In the listing below, how many lines hold the string "React"? Reply with the number and nothing else.

Raw data:
<<<<

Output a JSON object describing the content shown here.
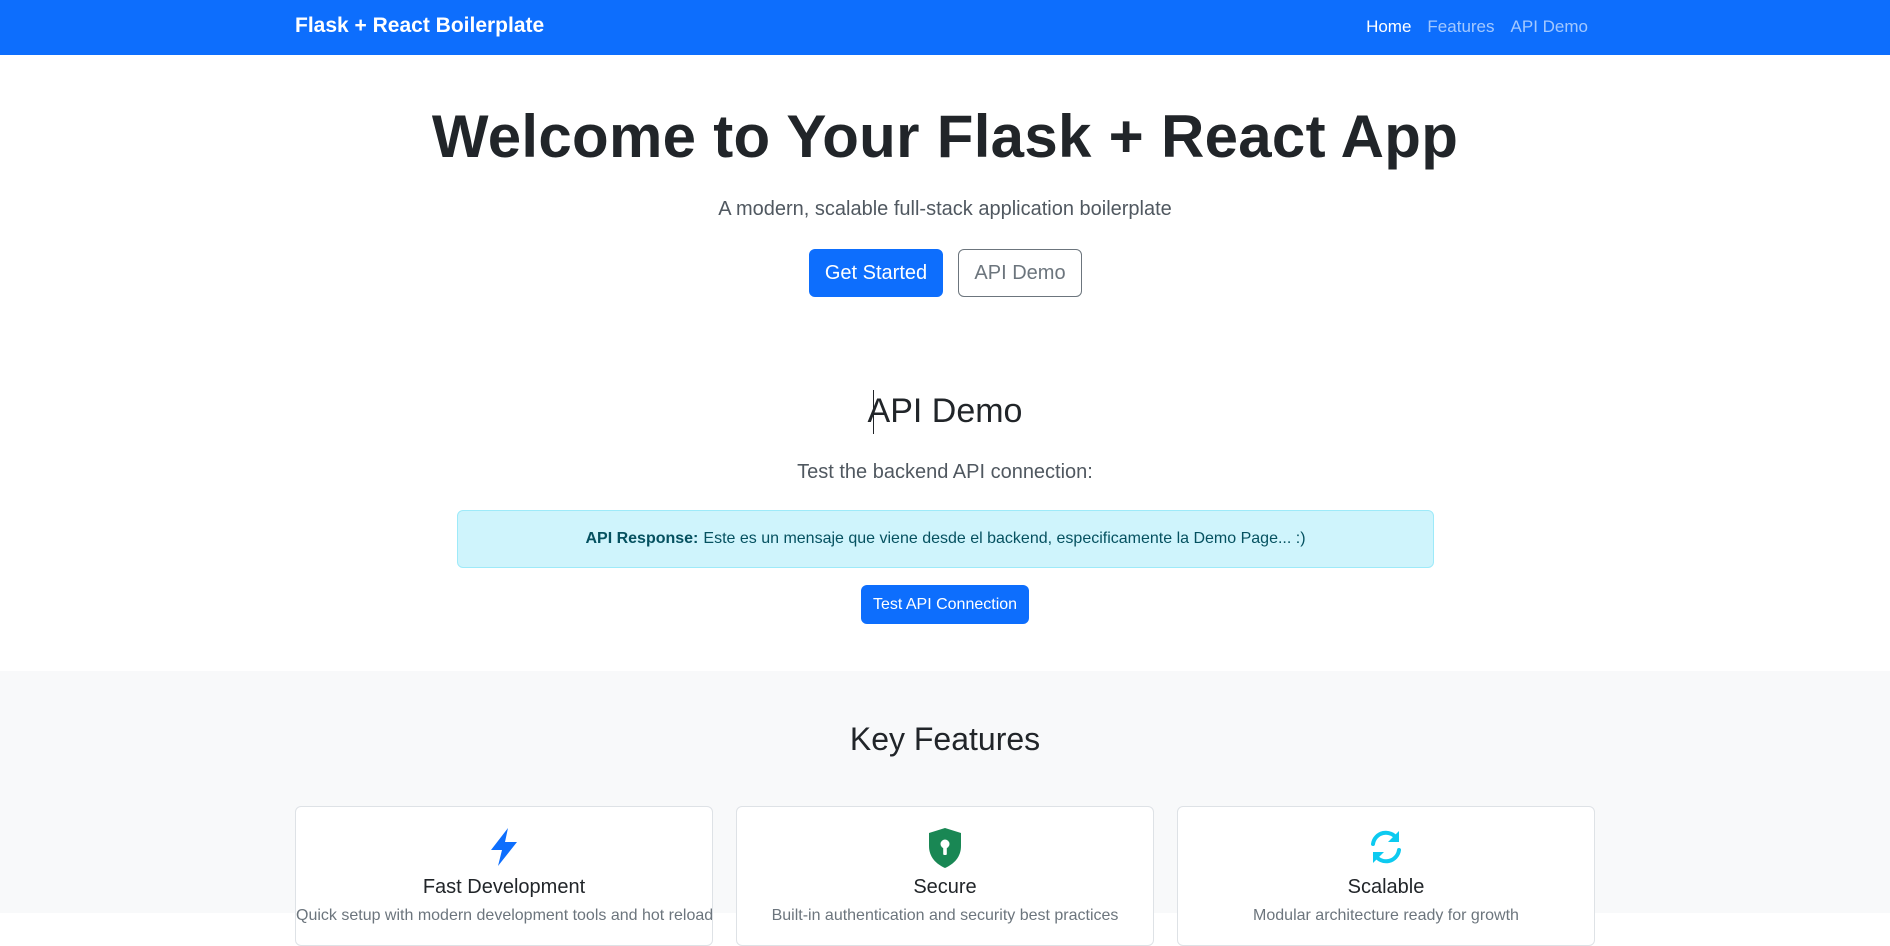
{
  "navbar": {
    "brand": "Flask + React Boilerplate",
    "links": [
      "Home",
      "Features",
      "API Demo"
    ],
    "active_link": "Home",
    "color": "#0d6efd"
  },
  "hero": {
    "title": "Welcome to Your Flask + React App",
    "subtitle": "A modern, scalable full-stack application boilerplate",
    "primary_button": "Get Started",
    "secondary_button": "API Demo"
  },
  "api_demo": {
    "title": "API Demo",
    "subtitle": "Test the backend API connection:",
    "response_label": "API Response:",
    "response_text": "Este es un mensaje que viene desde el backend, especificamente la Demo Page... :)",
    "button": "Test API Connection"
  },
  "features": {
    "title": "Key Features",
    "cards": [
      {
        "icon": "lightning-icon",
        "title": "Fast Development",
        "text": "Quick setup with modern development tools and hot reload"
      },
      {
        "icon": "shield-lock-icon",
        "title": "Secure",
        "text": "Built-in authentication and security best practices"
      },
      {
        "icon": "refresh-icon",
        "title": "Scalable",
        "text": "Modular architecture ready for growth"
      }
    ]
  }
}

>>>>

Your solution: 2